The full set of records must be set down verbatim.

* Material for the task:
^^^^^^^^^^^^^^^^

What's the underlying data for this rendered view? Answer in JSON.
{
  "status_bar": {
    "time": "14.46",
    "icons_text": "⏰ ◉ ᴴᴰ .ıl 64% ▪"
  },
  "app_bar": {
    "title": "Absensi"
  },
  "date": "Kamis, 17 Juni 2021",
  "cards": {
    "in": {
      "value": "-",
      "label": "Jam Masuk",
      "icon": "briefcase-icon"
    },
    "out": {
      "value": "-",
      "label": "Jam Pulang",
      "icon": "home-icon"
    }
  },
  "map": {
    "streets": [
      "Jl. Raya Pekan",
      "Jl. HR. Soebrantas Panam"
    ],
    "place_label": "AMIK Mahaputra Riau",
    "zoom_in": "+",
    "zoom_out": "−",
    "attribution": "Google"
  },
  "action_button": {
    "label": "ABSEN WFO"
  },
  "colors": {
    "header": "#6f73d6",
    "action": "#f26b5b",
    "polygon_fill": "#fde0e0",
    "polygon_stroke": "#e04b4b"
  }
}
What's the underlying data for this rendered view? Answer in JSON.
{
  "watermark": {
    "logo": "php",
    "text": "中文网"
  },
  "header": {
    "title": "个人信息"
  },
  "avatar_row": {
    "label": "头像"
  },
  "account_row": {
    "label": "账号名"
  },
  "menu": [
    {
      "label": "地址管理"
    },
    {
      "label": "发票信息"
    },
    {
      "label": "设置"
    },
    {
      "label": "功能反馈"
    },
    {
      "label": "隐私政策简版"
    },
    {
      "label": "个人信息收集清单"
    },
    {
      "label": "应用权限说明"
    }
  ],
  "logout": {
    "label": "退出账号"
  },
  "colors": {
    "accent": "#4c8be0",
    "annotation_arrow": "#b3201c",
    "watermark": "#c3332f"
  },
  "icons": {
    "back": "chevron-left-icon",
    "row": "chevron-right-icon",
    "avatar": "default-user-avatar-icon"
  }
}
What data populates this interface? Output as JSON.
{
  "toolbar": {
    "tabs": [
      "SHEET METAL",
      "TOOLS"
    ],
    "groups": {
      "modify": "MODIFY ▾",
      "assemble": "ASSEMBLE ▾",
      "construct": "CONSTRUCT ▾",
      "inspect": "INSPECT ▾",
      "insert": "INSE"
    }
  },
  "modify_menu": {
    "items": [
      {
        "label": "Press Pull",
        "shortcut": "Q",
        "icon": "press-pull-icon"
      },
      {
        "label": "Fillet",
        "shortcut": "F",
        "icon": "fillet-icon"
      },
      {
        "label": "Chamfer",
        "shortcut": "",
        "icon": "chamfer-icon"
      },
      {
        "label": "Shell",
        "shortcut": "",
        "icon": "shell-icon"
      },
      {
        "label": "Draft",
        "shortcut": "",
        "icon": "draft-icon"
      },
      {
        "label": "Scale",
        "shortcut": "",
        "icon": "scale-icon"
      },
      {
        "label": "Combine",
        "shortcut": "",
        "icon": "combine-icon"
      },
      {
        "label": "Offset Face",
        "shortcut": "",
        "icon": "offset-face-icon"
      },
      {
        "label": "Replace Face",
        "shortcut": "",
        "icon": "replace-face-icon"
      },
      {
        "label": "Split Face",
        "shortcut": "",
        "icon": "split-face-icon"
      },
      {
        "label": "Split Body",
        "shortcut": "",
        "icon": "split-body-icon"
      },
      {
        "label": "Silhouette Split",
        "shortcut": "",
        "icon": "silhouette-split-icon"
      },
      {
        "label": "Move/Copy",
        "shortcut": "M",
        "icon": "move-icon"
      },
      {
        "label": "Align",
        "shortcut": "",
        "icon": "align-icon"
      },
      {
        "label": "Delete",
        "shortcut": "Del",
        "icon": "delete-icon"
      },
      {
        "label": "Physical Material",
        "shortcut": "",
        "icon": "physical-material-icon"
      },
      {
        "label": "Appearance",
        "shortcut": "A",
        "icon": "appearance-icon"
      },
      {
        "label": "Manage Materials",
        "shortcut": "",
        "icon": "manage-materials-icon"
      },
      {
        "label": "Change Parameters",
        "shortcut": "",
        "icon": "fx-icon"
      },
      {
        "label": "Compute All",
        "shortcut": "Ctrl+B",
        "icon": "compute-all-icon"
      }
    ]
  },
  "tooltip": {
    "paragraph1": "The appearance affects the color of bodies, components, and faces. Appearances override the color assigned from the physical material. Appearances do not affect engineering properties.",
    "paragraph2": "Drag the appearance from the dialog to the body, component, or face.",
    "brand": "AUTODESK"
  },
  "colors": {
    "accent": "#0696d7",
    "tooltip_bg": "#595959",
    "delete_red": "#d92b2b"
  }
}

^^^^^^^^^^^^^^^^

* Response to this task:
What's the underlying data for this rendered view? Answer in JSON.
{
  "status_bar": {
    "time": "14.46",
    "icons_text": "⏰ ◉ ᴴᴰ .ıl 64% ▪"
  },
  "app_bar": {
    "title": "Absensi"
  },
  "date": "Kamis, 17 Juni 2021",
  "cards": {
    "in": {
      "value": "-",
      "label": "Jam Masuk",
      "icon": "briefcase-icon"
    },
    "out": {
      "value": "-",
      "label": "Jam Pulang",
      "icon": "home-icon"
    }
  },
  "map": {
    "streets": [
      "Jl. Raya Pekan",
      "Jl. HR. Soebrantas Panam"
    ],
    "place_label": "AMIK Mahaputra Riau",
    "zoom_in": "+",
    "zoom_out": "−",
    "attribution": "Google"
  },
  "action_button": {
    "label": "ABSEN WFO"
  },
  "colors": {
    "header": "#6f73d6",
    "action": "#f26b5b",
    "polygon_fill": "#fde0e0",
    "polygon_stroke": "#e04b4b"
  }
}
What's the underlying data for this rendered view? Answer in JSON.
{
  "watermark": {
    "logo": "php",
    "text": "中文网"
  },
  "header": {
    "title": "个人信息"
  },
  "avatar_row": {
    "label": "头像"
  },
  "account_row": {
    "label": "账号名"
  },
  "menu": [
    {
      "label": "地址管理"
    },
    {
      "label": "发票信息"
    },
    {
      "label": "设置"
    },
    {
      "label": "功能反馈"
    },
    {
      "label": "隐私政策简版"
    },
    {
      "label": "个人信息收集清单"
    },
    {
      "label": "应用权限说明"
    }
  ],
  "logout": {
    "label": "退出账号"
  },
  "colors": {
    "accent": "#4c8be0",
    "annotation_arrow": "#b3201c",
    "watermark": "#c3332f"
  },
  "icons": {
    "back": "chevron-left-icon",
    "row": "chevron-right-icon",
    "avatar": "default-user-avatar-icon"
  }
}
What data populates this interface? Output as JSON.
{
  "toolbar": {
    "tabs": [
      "SHEET METAL",
      "TOOLS"
    ],
    "groups": {
      "modify": "MODIFY ▾",
      "assemble": "ASSEMBLE ▾",
      "construct": "CONSTRUCT ▾",
      "inspect": "INSPECT ▾",
      "insert": "INSE"
    }
  },
  "modify_menu": {
    "items": [
      {
        "label": "Press Pull",
        "shortcut": "Q",
        "icon": "press-pull-icon"
      },
      {
        "label": "Fillet",
        "shortcut": "F",
        "icon": "fillet-icon"
      },
      {
        "label": "Chamfer",
        "shortcut": "",
        "icon": "chamfer-icon"
      },
      {
        "label": "Shell",
        "shortcut": "",
        "icon": "shell-icon"
      },
      {
        "label": "Draft",
        "shortcut": "",
        "icon": "draft-icon"
      },
      {
        "label": "Scale",
        "shortcut": "",
        "icon": "scale-icon"
      },
      {
        "label": "Combine",
        "shortcut": "",
        "icon": "combine-icon"
      },
      {
        "label": "Offset Face",
        "shortcut": "",
        "icon": "offset-face-icon"
      },
      {
        "label": "Replace Face",
        "shortcut": "",
        "icon": "replace-face-icon"
      },
      {
        "label": "Split Face",
        "shortcut": "",
        "icon": "split-face-icon"
      },
      {
        "label": "Split Body",
        "shortcut": "",
        "icon": "split-body-icon"
      },
      {
        "label": "Silhouette Split",
        "shortcut": "",
        "icon": "silhouette-split-icon"
      },
      {
        "label": "Move/Copy",
        "shortcut": "M",
        "icon": "move-icon"
      },
      {
        "label": "Align",
        "shortcut": "",
        "icon": "align-icon"
      },
      {
        "label": "Delete",
        "shortcut": "Del",
        "icon": "delete-icon"
      },
      {
        "label": "Physical Material",
        "shortcut": "",
        "icon": "physical-material-icon"
      },
      {
        "label": "Appearance",
        "shortcut": "A",
        "icon": "appearance-icon"
      },
      {
        "label": "Manage Materials",
        "shortcut": "",
        "icon": "manage-materials-icon"
      },
      {
        "label": "Change Parameters",
        "shortcut": "",
        "icon": "fx-icon"
      },
      {
        "label": "Compute All",
        "shortcut": "Ctrl+B",
        "icon": "compute-all-icon"
      }
    ]
  },
  "tooltip": {
    "paragraph1": "The appearance affects the color of bodies, components, and faces. Appearances override the color assigned from the physical material. Appearances do not affect engineering properties.",
    "paragraph2": "Drag the appearance from the dialog to the body, component, or face.",
    "brand": "AUTODESK"
  },
  "colors": {
    "accent": "#0696d7",
    "tooltip_bg": "#595959",
    "delete_red": "#d92b2b"
  }
}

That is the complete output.